- 145. O'connor PM, Claessens LP. Basic avian pulmonary design and flow-through ventilation in non-avian theropod dinosaurs. Nature. 2005 Jul;436(7048):253.
- 146. Sereno PC, Martinez RN, Wilson JA, Varricchio DJ, Alcober OA, Larsson HC. Evidence for avian intrathoracic air sacs in a new predatory dinosaur from Argentina. PLoS one. 2008 Sep 30;3(9):e3303.
- 147. Wedel MJ. Evidence for bird‐like air sacs in saurischian dinosaurs.
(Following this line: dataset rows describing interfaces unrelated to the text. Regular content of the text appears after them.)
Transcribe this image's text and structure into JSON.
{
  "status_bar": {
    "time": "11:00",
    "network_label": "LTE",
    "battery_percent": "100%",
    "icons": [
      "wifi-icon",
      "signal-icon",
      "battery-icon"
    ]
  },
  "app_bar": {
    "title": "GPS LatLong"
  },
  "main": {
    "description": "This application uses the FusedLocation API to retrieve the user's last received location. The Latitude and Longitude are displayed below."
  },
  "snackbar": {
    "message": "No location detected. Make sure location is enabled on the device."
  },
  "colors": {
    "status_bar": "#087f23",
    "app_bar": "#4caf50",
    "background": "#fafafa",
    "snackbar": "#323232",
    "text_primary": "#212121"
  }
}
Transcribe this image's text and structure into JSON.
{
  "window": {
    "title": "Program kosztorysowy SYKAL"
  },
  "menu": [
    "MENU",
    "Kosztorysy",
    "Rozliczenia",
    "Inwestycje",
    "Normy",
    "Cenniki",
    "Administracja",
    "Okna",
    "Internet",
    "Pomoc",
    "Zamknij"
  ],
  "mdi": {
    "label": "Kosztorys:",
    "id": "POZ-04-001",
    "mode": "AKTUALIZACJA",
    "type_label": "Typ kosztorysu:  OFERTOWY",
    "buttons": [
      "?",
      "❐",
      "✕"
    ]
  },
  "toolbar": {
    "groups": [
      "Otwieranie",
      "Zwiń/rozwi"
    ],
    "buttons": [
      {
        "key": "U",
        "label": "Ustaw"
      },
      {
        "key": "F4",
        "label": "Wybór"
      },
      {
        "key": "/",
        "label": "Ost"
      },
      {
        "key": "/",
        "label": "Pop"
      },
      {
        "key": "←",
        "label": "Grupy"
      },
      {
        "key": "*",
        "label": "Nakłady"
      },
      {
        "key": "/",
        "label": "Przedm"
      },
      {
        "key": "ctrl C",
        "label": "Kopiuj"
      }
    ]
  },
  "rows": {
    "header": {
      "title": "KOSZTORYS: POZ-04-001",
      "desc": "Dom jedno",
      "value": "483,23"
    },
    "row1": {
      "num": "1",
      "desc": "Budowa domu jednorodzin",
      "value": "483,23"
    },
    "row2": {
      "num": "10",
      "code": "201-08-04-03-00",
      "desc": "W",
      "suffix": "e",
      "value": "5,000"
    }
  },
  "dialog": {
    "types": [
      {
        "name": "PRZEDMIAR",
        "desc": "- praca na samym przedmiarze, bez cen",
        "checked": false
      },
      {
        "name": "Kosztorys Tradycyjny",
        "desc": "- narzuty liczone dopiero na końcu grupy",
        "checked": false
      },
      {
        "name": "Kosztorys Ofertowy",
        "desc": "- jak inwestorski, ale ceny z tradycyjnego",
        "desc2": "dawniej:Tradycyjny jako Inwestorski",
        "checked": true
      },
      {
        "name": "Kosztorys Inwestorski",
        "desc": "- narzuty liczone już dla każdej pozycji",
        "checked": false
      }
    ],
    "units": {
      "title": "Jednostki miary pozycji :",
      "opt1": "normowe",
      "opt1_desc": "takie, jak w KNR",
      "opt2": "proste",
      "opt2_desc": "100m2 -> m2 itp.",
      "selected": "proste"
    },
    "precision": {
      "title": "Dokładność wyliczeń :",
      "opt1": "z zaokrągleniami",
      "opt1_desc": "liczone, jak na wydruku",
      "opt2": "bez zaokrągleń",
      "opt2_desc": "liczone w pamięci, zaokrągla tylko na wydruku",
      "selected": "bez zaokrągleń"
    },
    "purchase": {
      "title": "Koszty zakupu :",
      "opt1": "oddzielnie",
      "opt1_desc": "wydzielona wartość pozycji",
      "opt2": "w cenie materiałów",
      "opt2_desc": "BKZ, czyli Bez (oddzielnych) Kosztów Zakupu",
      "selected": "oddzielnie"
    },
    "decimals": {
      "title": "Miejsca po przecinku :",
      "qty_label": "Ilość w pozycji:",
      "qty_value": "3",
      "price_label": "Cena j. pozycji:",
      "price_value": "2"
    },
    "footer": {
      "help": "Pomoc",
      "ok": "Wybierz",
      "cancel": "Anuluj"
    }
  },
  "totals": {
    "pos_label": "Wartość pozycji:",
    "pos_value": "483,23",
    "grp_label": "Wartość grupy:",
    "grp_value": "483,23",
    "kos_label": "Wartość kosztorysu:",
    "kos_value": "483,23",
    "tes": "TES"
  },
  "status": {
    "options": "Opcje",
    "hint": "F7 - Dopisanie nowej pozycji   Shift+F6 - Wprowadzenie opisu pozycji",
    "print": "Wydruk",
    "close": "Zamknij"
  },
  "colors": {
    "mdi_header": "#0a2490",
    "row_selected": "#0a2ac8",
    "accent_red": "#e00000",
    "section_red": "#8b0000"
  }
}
J Exp Zool A Ecol Genet Physiol. 2009 Oct 1;311(8):611–28.
- 148. Carrier DR. The evolution of locomotor stamina in tetrapods: circumventing a mechanical constraint. Paleobiology. 1987 Jul;13(3):326–41.
- 149. Hutchinson JR, Gatesy SM. Dinosaur locomotion: beyond the bones. Nature. 2006 Mar 15;440(7082):292.
- 150. Pontzer H, Allen V, Hutchinson JR. Biomechanics of running indicates endothermy in bipedal dinosaurs. PLoS One. 2009 Nov 11;4(11):e7783.
- 151. Hopson JA. Endothermy, small size, and the origin mammalian reproduction. The American Naturalist. 1973; 107(955): 446–452.
- 152. Kemp TS. The origin of mammalian endothermy: a paradigm for the evolution of complex biological structure. Zool J Linn Soc. 2006; 147(4): 473–488.
- 153. Nespolo RF, Solano-Iguaran JJ, Bozinovic F. Phylogenetic analysis supports the aerobic-capacity model for the evolution of endothermy. Am Nat. 2017; 189(1): 13–27.